I would like to say that it was magical and I danced like a dream, but that’s not what happened.  I tried to look down to watch our feet, but he told me not to look at my feet, but to look at his eyes.  I had trouble matching his steps and I was very stiff.  He said to try to relax and we made our way toward the band.  He talked, I smiled, and I apologized for not being able to match his steps.  However, we made it three-fourths of the way around the floor before the music ended.  I was an awful waltzer, but I didn’t care.  I tried and it was fine.  I thanked Bill for the dance and went back to my table with a huge smile on my face.  Sitting, I watched more dancers and Facebooked my joy because I wanted to share my bravery!

It wasn’t too long before Joe came and asked me to dance the two-step.  I hardly hesitated.  We walked onto the floor.  Unlike Bill, Joe did know how to help me count at first to keep my steps.  He was right when he said that the two step is easy to learn.  I could even do it!  He was easy to talk with and he encouraged me as I loosened up.  Occasionally, his belly brushed mine as I danced backward.  I tried not to get tickled when it happened.  We were just passed the band when the song ended.  The dance floor was so large that I hadn’t made it around not even once while we danced.

I went back to my table and watched and listened.  Bill came over and sit and talked.  I smiled.  I could tell he loved to dance.  He would get up and dance with other ladies.  There was an older lady at the table in front of me who obviously loved to dance also and he danced with her several times.  He danced with me one other time and this time he stepped on my toes several times.  My feet just wouldn’t move out of his way.

After that, he told me his life story.  A retired Army officer who had been through Korea, Vietnam, and then to Washington and married twice.  He retired after 23 years of service.  I could tell Bill was still a lost soul.  My heart aches that he lives alone at the end of his life.  He is 84 years old and he told me he just broke up with a young gal of 73. “Age,” he said, “is only a number, not a state of mind.”  I’m sure he’ll continue to dance.

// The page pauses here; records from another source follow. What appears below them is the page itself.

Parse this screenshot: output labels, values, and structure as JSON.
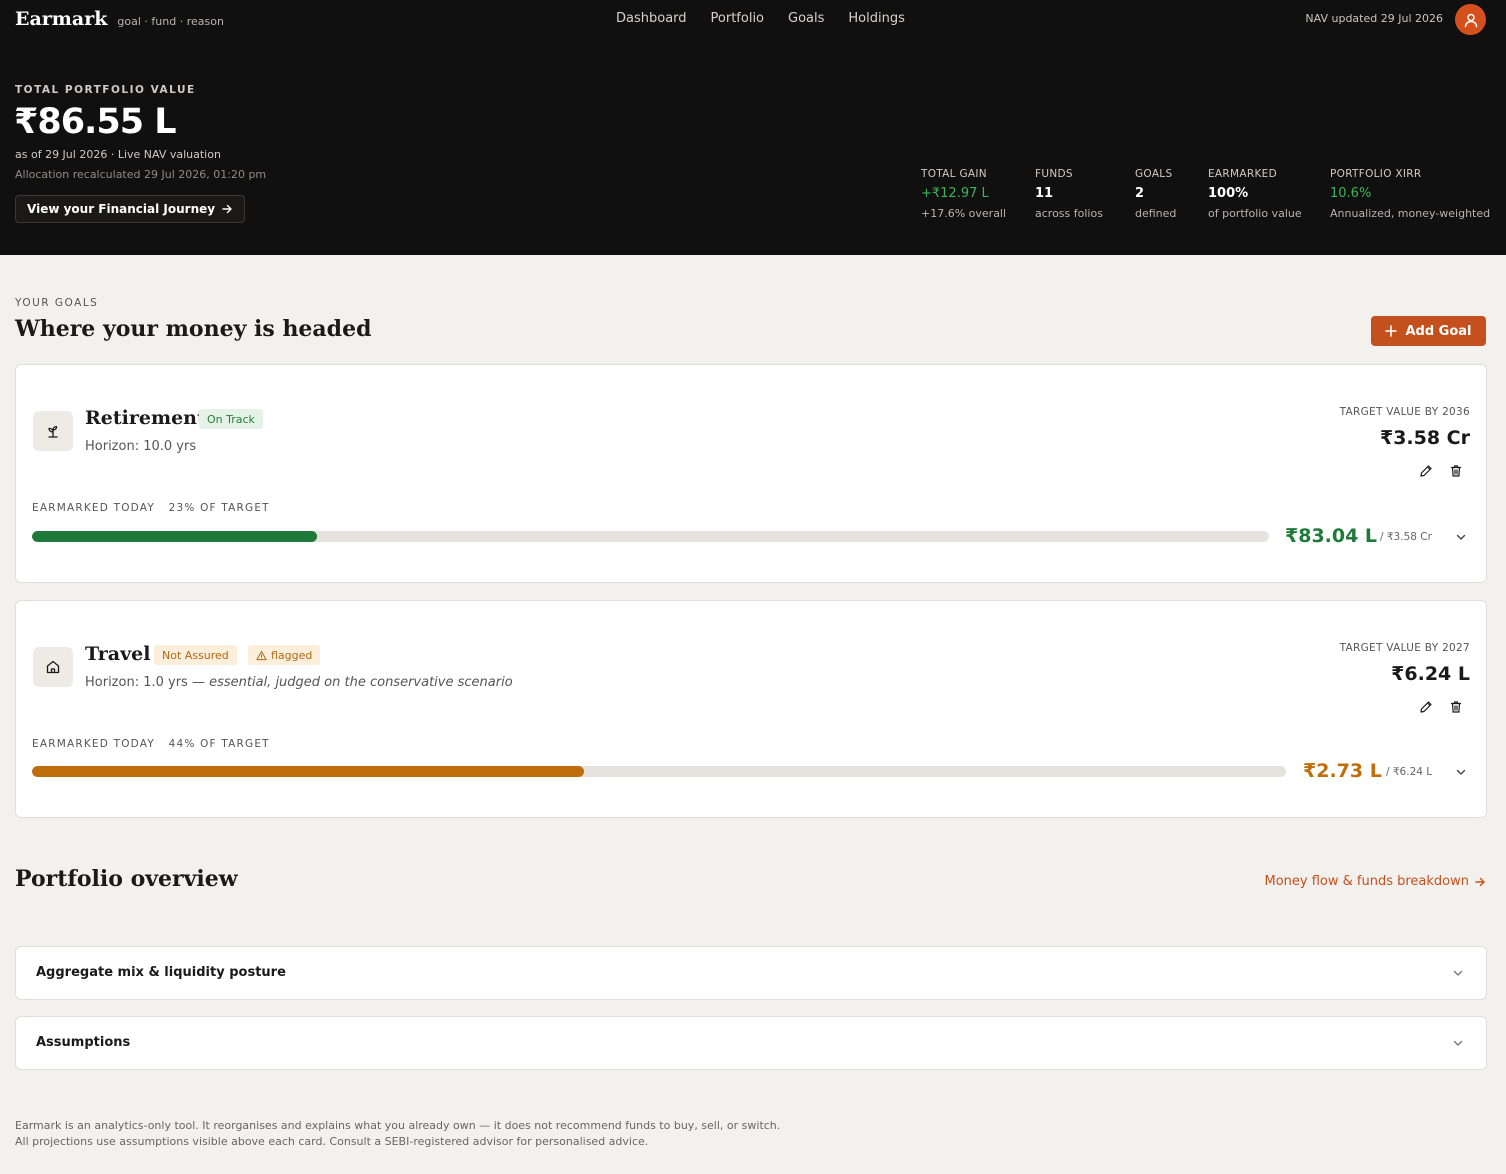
{
  "brand": {
    "name": "Earmark",
    "tagline": "goal · fund · reason"
  },
  "nav": {
    "items": [
      "Dashboard",
      "Portfolio",
      "Goals",
      "Holdings"
    ],
    "status": "NAV updated 29 Jul 2026"
  },
  "colors": {
    "accent": "#c4501d",
    "hero_bg": "#111010",
    "on_track": "#1f7a3a",
    "not_assured": "#c06d0b"
  },
  "hero": {
    "label": "TOTAL PORTFOLIO VALUE",
    "value": "₹86.55 L",
    "as_of": "as of 29 Jul 2026 · Live NAV valuation",
    "recalc": "Allocation recalculated 29 Jul 2026, 01:20 pm",
    "journey_button": "View your Financial Journey",
    "stats": [
      {
        "label": "TOTAL GAIN",
        "value": "+₹12.97 L",
        "sub": "+17.6% overall"
      },
      {
        "label": "FUNDS",
        "value": "11",
        "sub": "across folios"
      },
      {
        "label": "GOALS",
        "value": "2",
        "sub": "defined"
      },
      {
        "label": "EARMARKED",
        "value": "100%",
        "sub": "of portfolio value"
      },
      {
        "label": "PORTFOLIO XIRR",
        "value": "10.6%",
        "sub": "Annualized, money-weighted"
      }
    ]
  },
  "goals_section": {
    "kicker": "YOUR GOALS",
    "title": "Where your money is headed",
    "add_button": "Add Goal",
    "goals": [
      {
        "name": "Retirement",
        "icon": "sprout-icon",
        "badge": "On Track",
        "horizon": "Horizon: 10.0 yrs",
        "target_label": "TARGET VALUE BY 2036",
        "target_value": "₹3.58 Cr",
        "earmarked_label": "EARMARKED TODAY",
        "pct_label": "23% OF TARGET",
        "progress": 0.23,
        "current_value": "₹83.04 L",
        "of_target": "/ ₹3.58 Cr"
      },
      {
        "name": "Travel",
        "icon": "home-icon",
        "badge": "Not Assured",
        "flag": "flagged",
        "horizon": "Horizon: 1.0 yrs — ",
        "horizon_note": "essential, judged on the conservative scenario",
        "target_label": "TARGET VALUE BY 2027",
        "target_value": "₹6.24 L",
        "earmarked_label": "EARMARKED TODAY",
        "pct_label": "44% OF TARGET",
        "progress": 0.44,
        "current_value": "₹2.73 L",
        "of_target": "/ ₹6.24 L"
      }
    ]
  },
  "overview": {
    "title": "Portfolio overview",
    "link": "Money flow & funds breakdown",
    "sections": [
      "Aggregate mix & liquidity posture",
      "Assumptions"
    ]
  },
  "disclaimer": "Earmark is an analytics-only tool. It reorganises and explains what you already own — it does not recommend funds to buy, sell, or switch. All projections use assumptions visible above each card. Consult a SEBI-registered advisor for personalised advice."
}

Joe ask me to dance again.  I happily two stepped with him.  We moved across the floor and the music ended.  Joe asked, “Do you want to dance another?”  The music started and off we went.  Just a few moments into it, Joe said, “I think you can twirl now.  It’s easy and I’ll tell you when I’m going to twirl you and my hand will guide you.”  It was easy!  I had so much fun….I went around and back and then around his back, grabbed his hand and repeated.  I’m sure I giggled.  Everyone should get to experience that!  When the music ended, he twirled me one last time.  I hugged his neck and thanked him for taking his time to show me how much fun it was.

It was a simple building…nothing special to look at.   It was a country band….and I don’t know country songs.  It took courage to stop and go in by myself, but it was fun!!!!

Yes, I drove home with a smile on my face.  I took a shower with a smile on my face.  I went to bed and fell asleep and I’m sure I had a smile on my face because on Sunday I awoke…..with a smile!